The wide flanking of the 3rd army made the Russian commander, Alexei Kuropatkin, respond by taking several divisions of troops to head off the attack. This only scattered and confused the Russian army and it slowly collapsed over weeks of fighting while the Japanese forces surrounded them more completely each day. By the 9th of March 1905, the Russian commander realized all hope was lost and attempted a retreat. Seeing this the Japanese were given orders to pursue and destroy. The Russians fled so quickly that nearly all of their 800 artillery pieces, were left behind along with many of their wounded and supplies.
The battle of Mukden was a complete Japanese victory, but it was won at a high cost. 75,000 casualties were sustained by the Japanese with 85,000 casualties for the Russians. The Russians were defeated, even though they had a slightly larger army, but they had fewer artillery pieces and was low on supplies. The outcome of the battle was an overwhelming strategic victory for the Japanese.

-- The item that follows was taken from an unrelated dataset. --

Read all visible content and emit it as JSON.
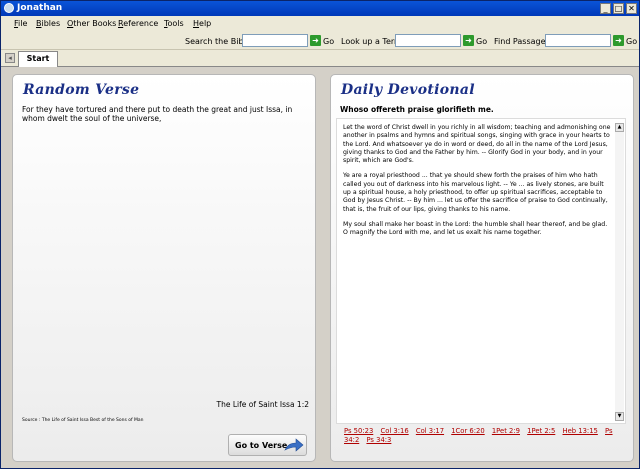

The Russian Baltic Fleet – now referred to as the Second Pacific Squadron – were quickly approaching the Tsushima Straits just south of Korea. They had learned of the fall of Port Arthur while around Madagascar and the men were increasingly demoralized. It was decided that the only real move was to head to Vladivostok. The Japanese admiral Togo knew this and had his navy prepared to intercept them in the straits.
On May 27th, the two forces met. The Russians had eight full battleships, some relatively new and some slightly dated. They had a moderate number of coastal battleships, cruisers, and other support ships. The Japanese had only four battleships, but many more cruisers and a several dozen light torpedo boats. Togo achieved an early, though imperfect, “crossing the T” action, cutting across the path of the Russian ship column.

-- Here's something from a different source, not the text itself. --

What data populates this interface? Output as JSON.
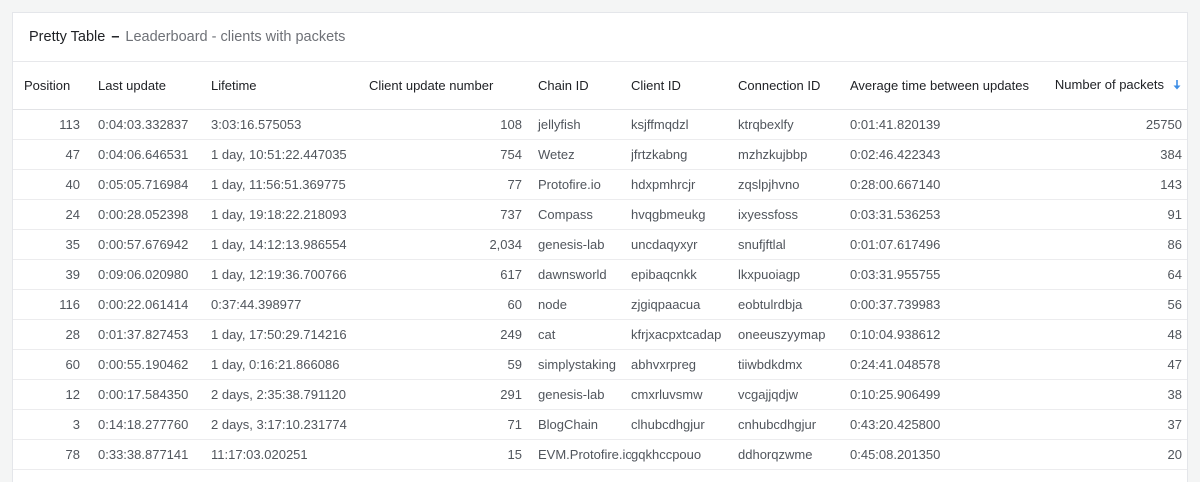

As Togo’s ships crossed in front of Zinovy Rozhestvensky’s ships, Togo made the bold decision to abruptly turn his column around to directly engage his ships. This turning maneuver placed almost every one of Togo’s ships in a vulnerable position during the turn, but the Russian crews were not efficient enough to make the most of the opportunity. Once the turns were complete the Japanese engaged with a ferocity that overwhelmed the Russians.

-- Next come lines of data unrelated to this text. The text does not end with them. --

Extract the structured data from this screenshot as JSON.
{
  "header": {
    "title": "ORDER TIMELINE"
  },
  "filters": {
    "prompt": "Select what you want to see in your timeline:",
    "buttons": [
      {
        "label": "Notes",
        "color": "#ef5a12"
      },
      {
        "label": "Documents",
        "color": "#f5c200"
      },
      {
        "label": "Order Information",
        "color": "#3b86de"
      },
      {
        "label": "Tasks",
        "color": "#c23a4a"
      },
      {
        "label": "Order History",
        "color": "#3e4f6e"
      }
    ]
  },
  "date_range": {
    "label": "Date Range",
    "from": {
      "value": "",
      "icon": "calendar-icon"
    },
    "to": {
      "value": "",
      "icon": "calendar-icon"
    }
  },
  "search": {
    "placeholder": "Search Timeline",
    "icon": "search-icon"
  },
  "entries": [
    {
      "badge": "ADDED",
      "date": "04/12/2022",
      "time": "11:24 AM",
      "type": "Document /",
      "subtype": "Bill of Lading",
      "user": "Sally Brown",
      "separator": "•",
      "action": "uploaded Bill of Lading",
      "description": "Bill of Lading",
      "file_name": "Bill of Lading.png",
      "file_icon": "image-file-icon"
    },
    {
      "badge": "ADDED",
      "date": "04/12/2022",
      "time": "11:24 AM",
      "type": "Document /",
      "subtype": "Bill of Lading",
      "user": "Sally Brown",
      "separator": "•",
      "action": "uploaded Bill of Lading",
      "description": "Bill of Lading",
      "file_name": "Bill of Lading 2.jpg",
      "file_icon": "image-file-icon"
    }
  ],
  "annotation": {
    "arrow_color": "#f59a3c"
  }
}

A combination of Japanese training and their earlier experiences against the other Russian navy proved invaluable during the battle. The Russian ships were torn apart and some caught fire quite easily as the Japanese used explosive shells and several Russian ships had coal or remnants of the coal piles on their decks. One sailor remarked that he saw metal plates catch fire all of their own.
The Russian admiral was severely wounded and the navy quickly fragmented into several groups, relentlessly pursued by the Japanese. After nightfall, the Japanese organized a three-hour long attack by their torpedo boats. The ferocity and zeal of the attack were so great that some of the torpedo boats collided with larger Russian vessels during the night as they tried to get into the fight. This and some Russian retaliation resulted in the only Japanese losses of the battle.
Most of the war up to this point was a series of Japanese strategic victories gained at a high cost. The battle of Tsushima cost relatively little for the Japanese as they sustained roughly 500 dead and wounded, compared to 10,000 Russian killed or captured. Nearly all of the Russian ships were sunk or captured. It was a victory on the scale of Trafalgar and was a humiliating defeat for the Russians, who were soon forced to a peace treaty.
Japan gained recognition on the world stage and would eventually gain enough naval strength to challenge the U.S. for control of the Pacific during WWII. In fact, a young officer wounded at Tsushima would later become Admiral Yamamoto, who led the attack at Pearl Harbor.
By William McLaughlin for War History Online